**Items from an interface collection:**
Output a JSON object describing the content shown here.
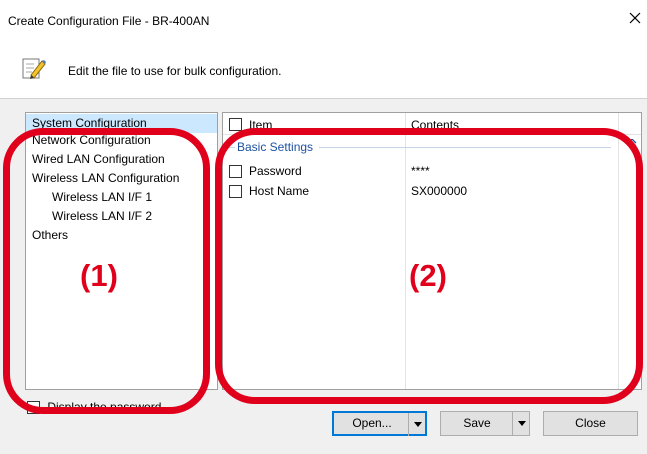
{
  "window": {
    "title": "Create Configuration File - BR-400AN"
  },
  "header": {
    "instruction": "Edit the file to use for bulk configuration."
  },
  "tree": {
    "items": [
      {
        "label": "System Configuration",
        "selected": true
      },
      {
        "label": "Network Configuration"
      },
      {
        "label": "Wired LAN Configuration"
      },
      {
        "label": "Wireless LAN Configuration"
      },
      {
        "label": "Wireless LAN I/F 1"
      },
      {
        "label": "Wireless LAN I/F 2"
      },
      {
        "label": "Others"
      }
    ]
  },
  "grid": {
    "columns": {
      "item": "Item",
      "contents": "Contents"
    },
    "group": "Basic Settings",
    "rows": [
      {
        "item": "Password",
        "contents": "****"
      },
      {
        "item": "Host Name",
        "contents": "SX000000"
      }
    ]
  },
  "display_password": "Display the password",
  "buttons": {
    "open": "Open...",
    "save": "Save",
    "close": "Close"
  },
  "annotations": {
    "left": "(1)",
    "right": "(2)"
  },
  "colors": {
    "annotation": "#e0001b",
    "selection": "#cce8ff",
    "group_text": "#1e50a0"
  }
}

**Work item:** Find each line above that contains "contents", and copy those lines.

**Written answer:**
      "contents": "Contents"
        "contents": "****"
        "contents": "SX000000"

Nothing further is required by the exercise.